Prague has an extremely vibrant and varying history from its 1,200 year existence. The city has experienced periods of great prosperity, as well as extreme poverty and deprivation. Being a celtic settlement since the B.C’s, Prague didn’t see any permanent buildings until the creation of Prague castle in the 800’s A.D. Beginning in the 14th century Prague became the cultural and political center of Bohemia. Prague began to see great prosperity throughout the Hapsburg era in the 16th century, which elevated the city to the capital of European culture at this time. Yet, as with any great city, her fortunes saw dark days and for the next couple hundred years Prague saw a devastating mixture or war, plague, political dissent, revolution, and fire (the most devastating of which happened in 1689 which was on par with the great London fire of 1666). But the city found its feet again and began to proper in the 18th century. By the late 19th century the city had transformed from a predominantly German speaking populace into a Czech one, with the influx of Bohemian migrants and cultural assimilation.

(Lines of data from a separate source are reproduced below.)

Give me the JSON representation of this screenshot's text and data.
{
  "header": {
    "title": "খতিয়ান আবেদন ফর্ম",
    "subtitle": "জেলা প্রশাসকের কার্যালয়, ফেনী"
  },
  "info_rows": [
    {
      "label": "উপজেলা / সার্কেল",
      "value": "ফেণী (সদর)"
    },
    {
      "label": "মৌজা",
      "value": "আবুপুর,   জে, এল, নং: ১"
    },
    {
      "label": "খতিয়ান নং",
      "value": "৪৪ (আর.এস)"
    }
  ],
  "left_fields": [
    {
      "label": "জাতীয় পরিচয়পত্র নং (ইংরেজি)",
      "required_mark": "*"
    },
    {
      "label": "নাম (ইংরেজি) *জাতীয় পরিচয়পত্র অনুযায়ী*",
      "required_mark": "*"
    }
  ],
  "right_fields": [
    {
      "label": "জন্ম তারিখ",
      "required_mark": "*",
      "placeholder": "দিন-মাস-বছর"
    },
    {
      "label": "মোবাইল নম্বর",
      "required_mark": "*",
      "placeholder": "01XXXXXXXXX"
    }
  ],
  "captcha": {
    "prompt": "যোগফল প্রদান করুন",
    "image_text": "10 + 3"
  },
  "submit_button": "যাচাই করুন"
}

WWI, which ended the Austro-Hungarian Empire, saw the creation of Czechoslovakia with Prague as its new capital. During WWII the city was occupied by Hitler and declared a protectorate, however the people were defiant (which is typical of the Czech resolve) and fought back, which saw the assassination of one of Nazi Germany’s most powerful men- Reinhard Heydrich. Remarkably the city saw little overall damage compared to other European cities as a result of the war. After WWII most of the German population fled and the city came under the control of the Soviet Union. At the outset the Russians were greeted with praise, but it was not to last. True to their character, the Czech’s were defiant and resisted Soviet control over their freedoms and fought underground campaigns against the regime (including the famous Lenon Wall which I will discuss later on). In 1993 Czechoslovakia split and two states were formed; the Czech Republic and Slovakia. Prague became the capitol of the newly formed Czech Republic and remains the cultural and political hub of the country.

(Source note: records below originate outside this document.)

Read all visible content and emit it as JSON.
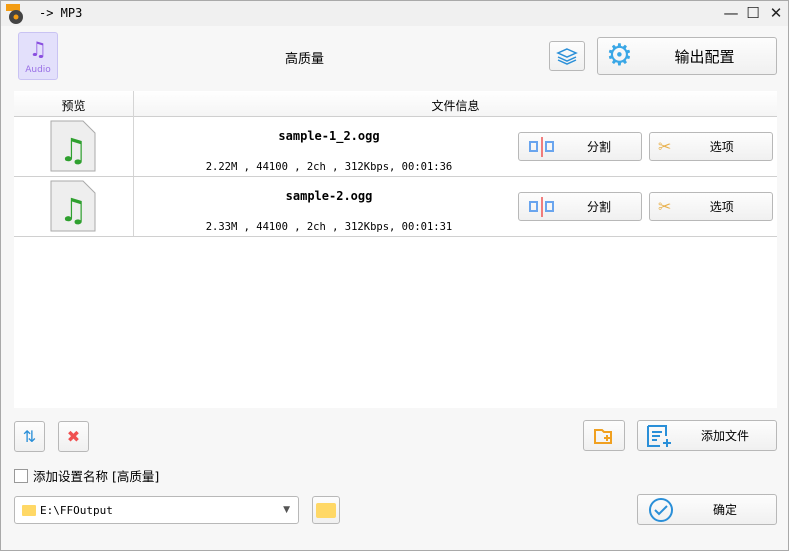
{
  "window": {
    "title": "-> MP3",
    "app_icon_label": "MP3"
  },
  "header": {
    "format_icon_label": "Audio",
    "preset": "高质量",
    "output_config": "输出配置"
  },
  "table": {
    "columns": [
      "预览",
      "文件信息"
    ],
    "rows": [
      {
        "name": "sample-1_2.ogg",
        "info": "2.22M , 44100 , 2ch , 312Kbps, 00:01:36",
        "split": "分割",
        "options": "选项"
      },
      {
        "name": "sample-2.ogg",
        "info": "2.33M , 44100 , 2ch , 312Kbps, 00:01:31",
        "split": "分割",
        "options": "选项"
      }
    ]
  },
  "footer": {
    "add_file": "添加文件",
    "checkbox_label": "添加设置名称 [高质量]",
    "checkbox_checked": false,
    "output_path": "E:\\FFOutput",
    "ok": "确定"
  }
}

That was just a very brief overview of the city’s history, in reality the city’s history is much more complicated with a complex web of cultural, political, and social entanglements which make any true coherent account impossible.